It is not outlandish to expect Armstrong to present a playmaking target on the wide side of the field for the latter half of his career. Even if rarely leading to a connection, the mere threat of a receiver blazing past a secondary forces a defense to adjust its coverage. Armstrong could present such a concern, much as former Irish receiver Chris Brown did throughout his career. Brown affected games much more than his career statistics may indicate (104 catches for 1,410 yards and six touchdowns in 51 career games with 31 starts).

That is not to say Armstrong will not put up numbers in coming years. It is just to say those will not be the only metrics of his success or failure.


Aside from the five early enrollees, the numbers are not yet known for the Irish freshmen class. That is one of the admitted drawbacks to organizing this summer-long series numerically. But a little bit of educated guessing can garner estimates for those numbers, and those estimates can allow the series to proceed without pause.

How are those estimates crafted? The first step is to take a look at certain NCAA rules.

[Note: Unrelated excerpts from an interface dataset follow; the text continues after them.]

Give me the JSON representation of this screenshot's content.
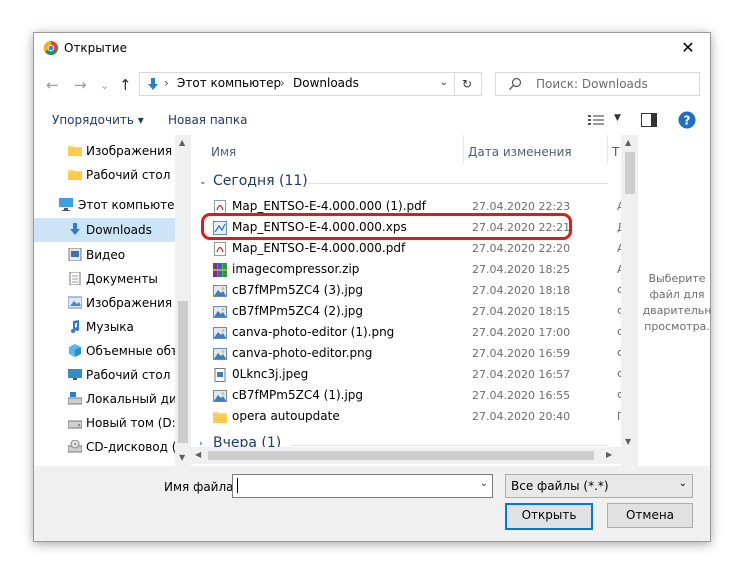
{
  "window": {
    "title": "Открытие",
    "close_glyph": "✕"
  },
  "nav": {
    "back": "←",
    "forward": "→",
    "up": "↑",
    "breadcrumb": [
      "Этот компьютер",
      "Downloads"
    ],
    "separator": "›",
    "refresh_glyph": "↻",
    "search_placeholder": "Поиск: Downloads"
  },
  "toolbar": {
    "organize": "Упорядочить ▾",
    "new_folder": "Новая папка"
  },
  "sidebar": {
    "items": [
      {
        "label": "Изображения",
        "icon": "folder-icon"
      },
      {
        "label": "Рабочий стол",
        "icon": "folder-icon"
      },
      {
        "label": "Этот компьютер",
        "icon": "computer-icon"
      },
      {
        "label": "Downloads",
        "icon": "download-icon",
        "selected": true
      },
      {
        "label": "Видео",
        "icon": "video-icon"
      },
      {
        "label": "Документы",
        "icon": "documents-icon"
      },
      {
        "label": "Изображения",
        "icon": "pictures-icon"
      },
      {
        "label": "Музыка",
        "icon": "music-icon"
      },
      {
        "label": "Объемные объ",
        "icon": "3d-objects-icon"
      },
      {
        "label": "Рабочий стол",
        "icon": "desktop-icon"
      },
      {
        "label": "Локальный дис",
        "icon": "drive-icon"
      },
      {
        "label": "Новый том (D:)",
        "icon": "drive-icon"
      },
      {
        "label": "CD-дисковод (F",
        "icon": "cd-drive-icon"
      }
    ]
  },
  "columns": {
    "name": "Имя",
    "date": "Дата изменения",
    "type": "Т"
  },
  "groups": {
    "today": "Сегодня (11)",
    "yesterday": "Вчера (1)"
  },
  "files": [
    {
      "name": "Map_ENTSO-E-4.000.000 (1).pdf",
      "date": "27.04.2020 22:23",
      "type": "A",
      "icon": "pdf-icon"
    },
    {
      "name": "Map_ENTSO-E-4.000.000.xps",
      "date": "27.04.2020 22:21",
      "type": "Д",
      "icon": "xps-icon",
      "highlighted": true
    },
    {
      "name": "Map_ENTSO-E-4.000.000.pdf",
      "date": "27.04.2020 22:20",
      "type": "A",
      "icon": "pdf-icon"
    },
    {
      "name": "imagecompressor.zip",
      "date": "27.04.2020 18:25",
      "type": "A",
      "icon": "archive-icon"
    },
    {
      "name": "cB7fMPm5ZC4 (3).jpg",
      "date": "27.04.2020 18:18",
      "type": "Ф",
      "icon": "image-icon"
    },
    {
      "name": "cB7fMPm5ZC4 (2).jpg",
      "date": "27.04.2020 18:15",
      "type": "Ф",
      "icon": "image-icon"
    },
    {
      "name": "canva-photo-editor (1).png",
      "date": "27.04.2020 17:00",
      "type": "Ф",
      "icon": "image-icon"
    },
    {
      "name": "canva-photo-editor.png",
      "date": "27.04.2020 16:59",
      "type": "Ф",
      "icon": "image-icon"
    },
    {
      "name": "0Lknc3j.jpeg",
      "date": "27.04.2020 16:57",
      "type": "Ф",
      "icon": "jpeg-icon"
    },
    {
      "name": "cB7fMPm5ZC4 (1).jpg",
      "date": "27.04.2020 16:55",
      "type": "Ф",
      "icon": "image-icon"
    },
    {
      "name": "opera autoupdate",
      "date": "27.04.2020 20:40",
      "type": "П",
      "icon": "folder-icon"
    }
  ],
  "preview": {
    "text": "Выберите\nфайл для\nдварительн\nпросмотра."
  },
  "footer": {
    "filename_label": "Имя файла:",
    "filename_value": "",
    "filetype": "Все файлы (*.*)",
    "open": "Открыть",
    "cancel": "Отмена"
  },
  "colors": {
    "accent": "#0078d7",
    "highlight": "#e01919",
    "selection": "#cce4f7"
  }
}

When it comes to an “end,” the NCAA limits them to Nos. 80-99. Looking at the Irish roster, this leaves only so many likely options for Armstrong, hence slotting him at No.87.

Jafar Armstrong very well may not wear No. 87, but it is possible, and, frankly, it should be close.


2017’s Notre Dame 99-to-2
Friday at 4: Goodbye A-to-Z, hello 99-to-2 (May 12)
No. 99: Jerry Tillery, defensive tackle
No. 98: Andrew Trumbetti, defensive end
No. 97: Micah Dew-Treadway, defensive tackle
No. 96: Pete Mokwuah, defensive tackle
No. 95 (theoretically): Darnell Ewell, defensive tackle
No. 94 (theoretically): Kurt Hinish, defensive tackle
No. 93: Jay Hayes, defensive end
No. 92 (theoretically): Myron Tagovailoa-Amosa, defensive tackle
No. 91: Ade Ogundeji, defensive end
No. 90 (theoretically): Cole Kmet, tight end
No. 89: Brock Wright, tight end
No. 88: Javon McKinley, receiver